Students will also bring fellow students" scripts to life in live performances and show the process behind it through workshops.
"It's an insight into the business by industry professionals but also into the work that is being created by students here in Worcester," said Sarah Evans, Course Leader for Screenwriting.
The free event, which runs on Saturday, April 14, from 12pm to 10pm, took place for the first time two years ago, but is now being opened up more widely to the public.
Students will start the day by delivering a selection of live script readings and performance workshops in the atrium of the library between 12pm and 2pm.
From 5.30pm onwards, the Studio will host live public performances and screenings.

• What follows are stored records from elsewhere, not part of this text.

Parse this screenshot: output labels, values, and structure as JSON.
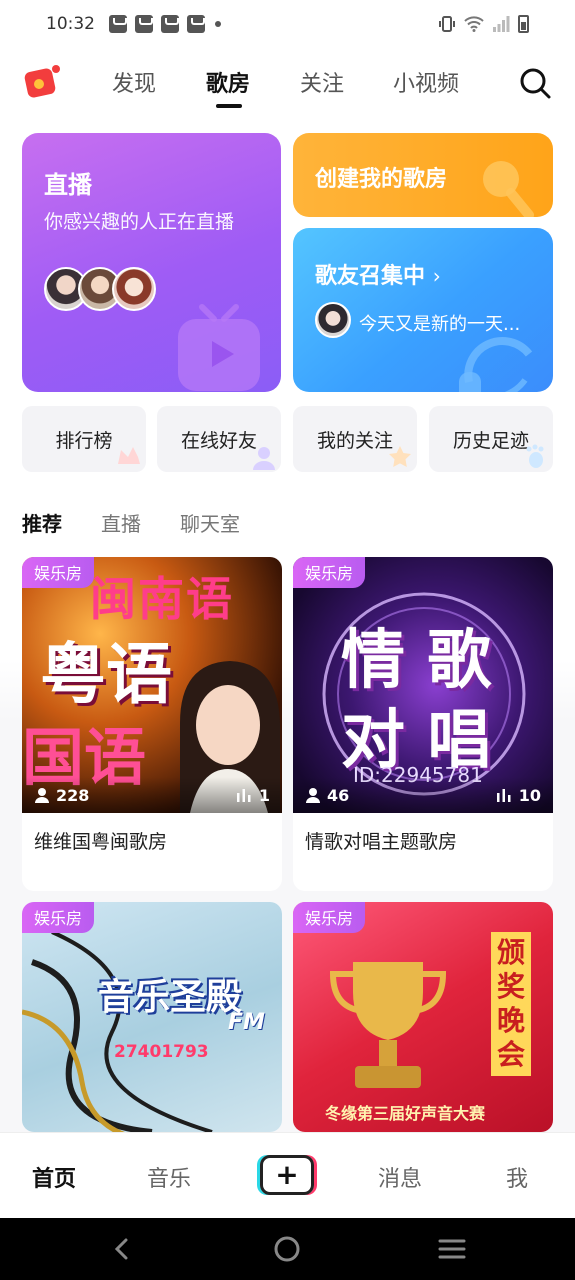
{
  "status_bar": {
    "time": "10:32",
    "notification_count": 4
  },
  "top_nav": {
    "tabs": [
      {
        "label": "发现",
        "active": false
      },
      {
        "label": "歌房",
        "active": true
      },
      {
        "label": "关注",
        "active": false
      },
      {
        "label": "小视频",
        "active": false
      }
    ]
  },
  "live_card": {
    "title": "直播",
    "subtitle": "你感兴趣的人正在直播"
  },
  "create_card": {
    "title": "创建我的歌房"
  },
  "gather_card": {
    "title": "歌友召集中",
    "chevron": "›",
    "message": "今天又是新的一天..."
  },
  "quick_links": [
    {
      "label": "排行榜"
    },
    {
      "label": "在线好友"
    },
    {
      "label": "我的关注"
    },
    {
      "label": "历史足迹"
    }
  ],
  "sub_tabs": [
    {
      "label": "推荐",
      "active": true
    },
    {
      "label": "直播",
      "active": false
    },
    {
      "label": "聊天室",
      "active": false
    }
  ],
  "rooms": [
    {
      "tag": "娱乐房",
      "users": "228",
      "mics": "1",
      "name": "维维国粤闽歌房",
      "cover_text": [
        "闽南语",
        "粤语",
        "国语"
      ]
    },
    {
      "tag": "娱乐房",
      "users": "46",
      "mics": "10",
      "name": "情歌对唱主题歌房",
      "cover_text": [
        "情 歌",
        "对 唱",
        "ID:22945781"
      ]
    },
    {
      "tag": "娱乐房",
      "users": "",
      "mics": "",
      "name": "",
      "cover_text": [
        "音乐圣殿",
        "FM",
        "27401793"
      ]
    },
    {
      "tag": "娱乐房",
      "users": "",
      "mics": "",
      "name": "",
      "cover_text": [
        "颁奖晚会",
        "冬缘第三届好声音大赛"
      ]
    }
  ],
  "bottom_nav": {
    "items": [
      {
        "label": "首页",
        "active": true
      },
      {
        "label": "音乐",
        "active": false
      },
      {
        "label": "+",
        "active": false
      },
      {
        "label": "消息",
        "active": false
      },
      {
        "label": "我",
        "active": false
      }
    ]
  },
  "colors": {
    "accent": "#9f5cf5",
    "orange": "#ffa419",
    "blue": "#3aa0ff",
    "tag": "#d966f5"
  }
}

Through a collaboration between the Screenwriting course and the Film and Theatre Department, Drama students will be performing original dramatic monologues produced by current Screenwriting students.
The festival features an industry professionals" panel event, from 2pm to 4pm. They will be discussing their work, their experiences and their path into the screenwriting industry, alongside answering questions. In addition, they will be giving feedback on pitches for television dramas that people can put in a post-box anonymously.

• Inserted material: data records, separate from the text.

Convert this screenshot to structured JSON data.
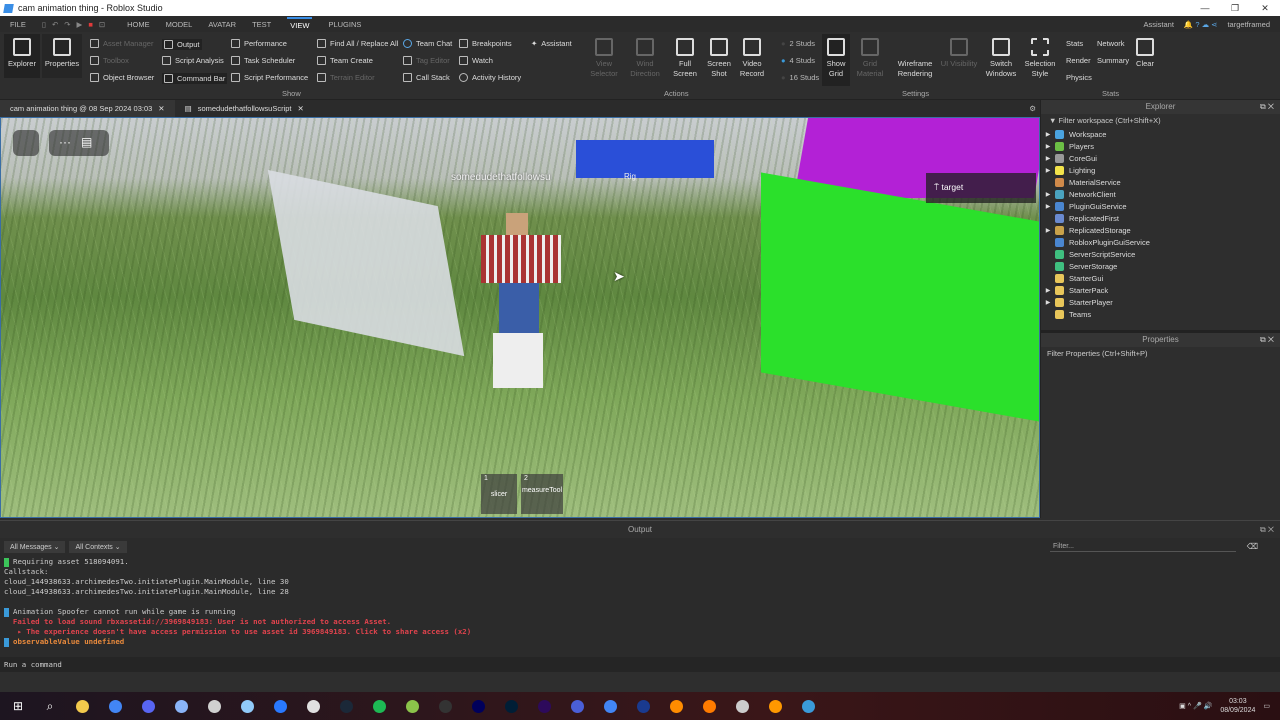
{
  "window": {
    "title": "cam animation thing - Roblox Studio"
  },
  "menubar": {
    "items": [
      "FILE",
      "HOME",
      "MODEL",
      "AVATAR",
      "TEST",
      "VIEW",
      "PLUGINS"
    ],
    "active": "VIEW",
    "assistant": "Assistant",
    "user": "targetframed"
  },
  "ribbon": {
    "explorer": "Explorer",
    "properties": "Properties",
    "col1": [
      "Asset Manager",
      "Toolbox",
      "Object Browser"
    ],
    "col2": [
      "Output",
      "Script Analysis",
      "Command Bar"
    ],
    "col3": [
      "Performance",
      "Task Scheduler",
      "Script Performance"
    ],
    "col4": [
      "Find All / Replace All",
      "Team Create",
      "Terrain Editor"
    ],
    "col5": [
      "Team Chat",
      "Tag Editor",
      "Call Stack"
    ],
    "col6": [
      "Breakpoints",
      "Watch",
      "Activity History"
    ],
    "assistant": "Assistant",
    "show_group": "Show",
    "view_selector": "View Selector",
    "wind_direction": "Wind Direction",
    "full_screen": "Full Screen",
    "screen_shot": "Screen Shot",
    "video_record": "Video Record",
    "actions_group": "Actions",
    "studs": [
      "2 Studs",
      "4 Studs",
      "16 Studs"
    ],
    "selected_studs": "4 Studs",
    "show_grid": "Show Grid",
    "grid_material": "Grid Material",
    "wireframe": "Wireframe Rendering",
    "ui_visibility": "UI Visibility",
    "switch_windows": "Switch Windows",
    "selection_style": "Selection Style",
    "settings_group": "Settings",
    "stats": [
      "Stats",
      "Network",
      "Render",
      "Summary",
      "Physics"
    ],
    "clear": "Clear",
    "stats_group": "Stats"
  },
  "tabs": [
    {
      "label": "cam animation thing @ 08 Sep 2024 03:03"
    },
    {
      "label": "somedudethatfollowsuScript"
    }
  ],
  "viewport": {
    "player_name": "somedudethatfollowsu",
    "rig_label": "Rig",
    "target_label": "target",
    "hotbar": [
      {
        "num": "1",
        "label": "slicer"
      },
      {
        "num": "2",
        "label": "measureTool"
      }
    ]
  },
  "explorer": {
    "title": "Explorer",
    "filter": "Filter workspace (Ctrl+Shift+X)",
    "items": [
      {
        "name": "Workspace",
        "color": "#4aa3df",
        "arrow": true
      },
      {
        "name": "Players",
        "color": "#6cbf45",
        "arrow": true
      },
      {
        "name": "CoreGui",
        "color": "#999",
        "arrow": true
      },
      {
        "name": "Lighting",
        "color": "#f3e34a",
        "arrow": true
      },
      {
        "name": "MaterialService",
        "color": "#d08a4a",
        "arrow": false
      },
      {
        "name": "NetworkClient",
        "color": "#4aa3bf",
        "arrow": true
      },
      {
        "name": "PluginGuiService",
        "color": "#4a86d0",
        "arrow": true
      },
      {
        "name": "ReplicatedFirst",
        "color": "#6a8ad0",
        "arrow": false
      },
      {
        "name": "ReplicatedStorage",
        "color": "#c9a24a",
        "arrow": true
      },
      {
        "name": "RobloxPluginGuiService",
        "color": "#4a86d0",
        "arrow": false
      },
      {
        "name": "ServerScriptService",
        "color": "#3fbf7f",
        "arrow": false
      },
      {
        "name": "ServerStorage",
        "color": "#3fbf7f",
        "arrow": false
      },
      {
        "name": "StarterGui",
        "color": "#e8c65a",
        "arrow": false
      },
      {
        "name": "StarterPack",
        "color": "#e8c65a",
        "arrow": true
      },
      {
        "name": "StarterPlayer",
        "color": "#e8c65a",
        "arrow": true
      },
      {
        "name": "Teams",
        "color": "#e8c65a",
        "arrow": false
      }
    ]
  },
  "properties": {
    "title": "Properties",
    "filter": "Filter Properties (Ctrl+Shift+P)"
  },
  "output": {
    "title": "Output",
    "messages_filter": "All Messages",
    "contexts_filter": "All Contexts",
    "filter_placeholder": "Filter...",
    "lines": [
      {
        "text": "Requiring asset 518094091.",
        "type": "info",
        "marker": "#3cc45a"
      },
      {
        "text": "Callstack:",
        "type": "plain"
      },
      {
        "text": "cloud_144938633.archimedesTwo.initiatePlugin.MainModule, line 30",
        "type": "plain"
      },
      {
        "text": "cloud_144938633.archimedesTwo.initiatePlugin.MainModule, line 28",
        "type": "plain"
      },
      {
        "text": "",
        "type": "plain"
      },
      {
        "text": "Animation Spoofer cannot run while game is running",
        "type": "info",
        "marker": "#3a9ad9"
      },
      {
        "text": "  Failed to load sound rbxassetid://3969849183: User is not authorized to access Asset.",
        "type": "red"
      },
      {
        "text": "   ▸ The experience doesn't have access permission to use asset id 3969849183. Click to share access (x2)",
        "type": "red"
      },
      {
        "text": "observableValue undefined",
        "type": "orange",
        "marker": "#3a9ad9"
      }
    ]
  },
  "command_bar": {
    "placeholder": "Run a command"
  },
  "taskbar": {
    "time": "03:03",
    "date": "08/09/2024"
  }
}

The panel includes screenwriter Elliot Hope, who has written for programmes including BBC series Holby City, Moving On and Candy Cabs, and experienced television scriptwriter and producer Samantha Doland-de Vaux, who has written and produced Channel 4 show Hollyoaks and currently writes for ITV drama Emmerdale. Joining them is Mog McIntyre, who has done script editing on the BBC's Eastenders and later for BBC in-house drama development and has edited on shows for CBBC, Disney and Netflix. Rich Matthews, a writer/producer at Hereford-based production company, Rural Media Productions, will be speaking of his experiences in the industry and, in particular, can talk about pitching ideas to producers both at home and in Hollywood.
There will also be the chance to network with these industry professionals during the day.

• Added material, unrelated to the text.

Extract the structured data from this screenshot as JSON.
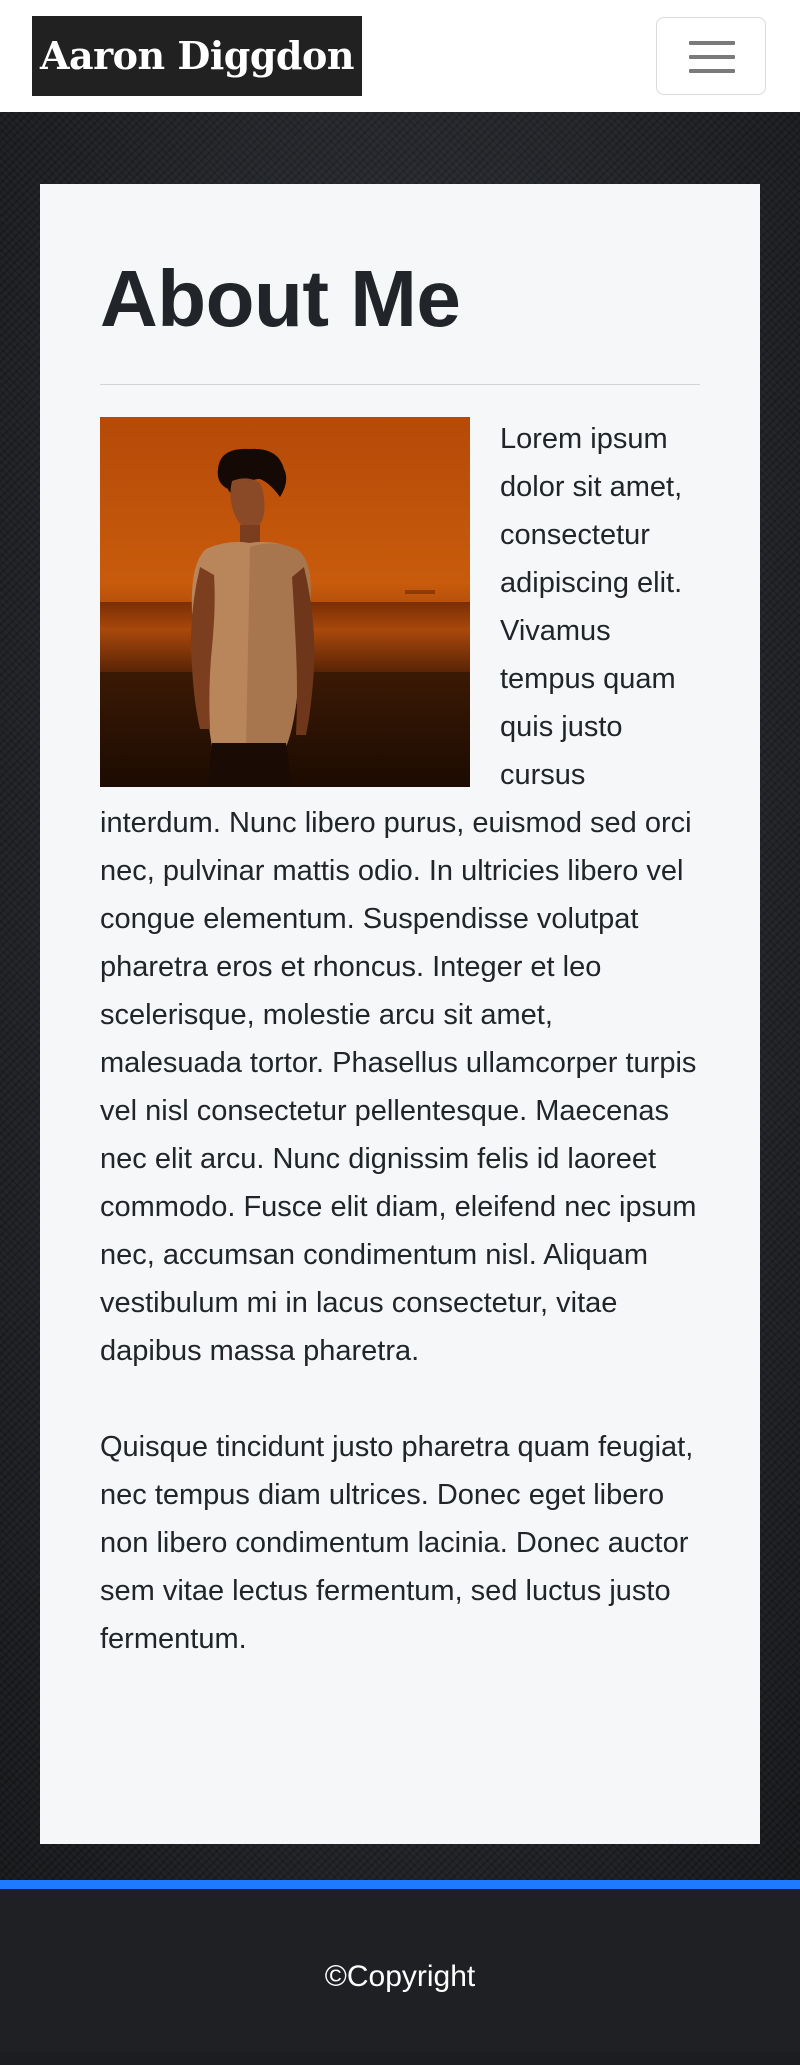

For people who may be thinking about a change of career and going into the television and film industry, lecturers from Worcester will be on hand to speak to them.
Ms Evans said: "It's a chance to meet industry professionals and find out about what happens behind the scenes, how it works and what it might be like to be a writer in the television industry. And if anyone has an idea that has been burning away for years they have got the chance to get a pain free response.
"For anyone in the creative arts, to actually see their work come to life is really important. Throughout the Screenwriting course we try to create as many opportunities as possible for students to get work produced because we don't want them completing the course only having had their work on paper. Pieces are written to be performed and filmed, so this event benefits our writers, but also the Drama students working on contemporary material. It's invaluable experience, giving them a feel for the production process " from taking an initial idea, to having it edited, to seeing it performed."